The nest spotted on the island is the first bald eagle nest seen there in more than 50 years, according to park officials. This discovery means that bald eagles have reestablished territories now on five of the eight Channel Islands following their disappearance from the islands in the early 1960s, due primarily to DDT contaminants in the food chain.
"This news is very gratifying. I expect to see bald eagles return to all eight of the Channel Islands within a few years which will mark yet another milestone in their successful recovery," said Dr. Peter Sharpe, who has spent 18 years working on bald eagle recovery efforts through the Institute for Wildlife Studies.
Although it does not appear there were any chicks this year in the San Clemente nest, park officials say it is an encouraging find to know that bald eagles now occupy the majority of their historic territories on the Channel Islands.
Overall, this year's bald eagle season yielded 16 breeding pairs with 14 chicks joining the population of more than 60 resident eagles on the Channel Islands. There were nine active nests established this season within Channel Islands National Park with ten chicks. On neighboring Santa Catalina Island, there were seven active nests with four chicks fledging including a new pair nesting east of Two Harbors.
The two birds that established a nest on San Clemente Island trace their origins to Santa Cruz and Santa Catalina Islands. The female is a ten-year old eagle known as A-32 who hatched in a nest in Juneau, Alaska, in 2004. She was released on Santa Cruz Island that same year as part of a bald eagle reestablishment program funded by the Montrose Settlements Restoration Program. The male is a seven-year-old known as K-76. He hatched in an artificial incubation facility on Santa Catalina Island and then was fostered into a nest at Twin Rocks.

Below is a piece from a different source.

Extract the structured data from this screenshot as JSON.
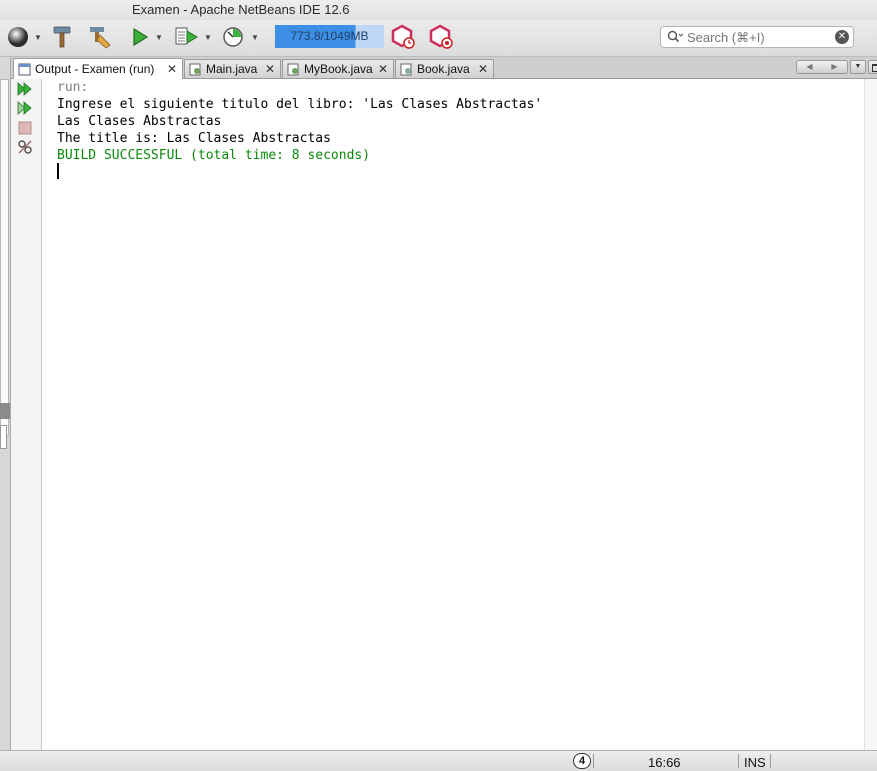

From 2002 to 2006, 61 bald eagle chicks were released on the northern Channel Islands as part of this reestablishment effort. In 2006, a milestone was reached when the first eagle chick hatched naturally on Santa Cruz Island in over 50 years.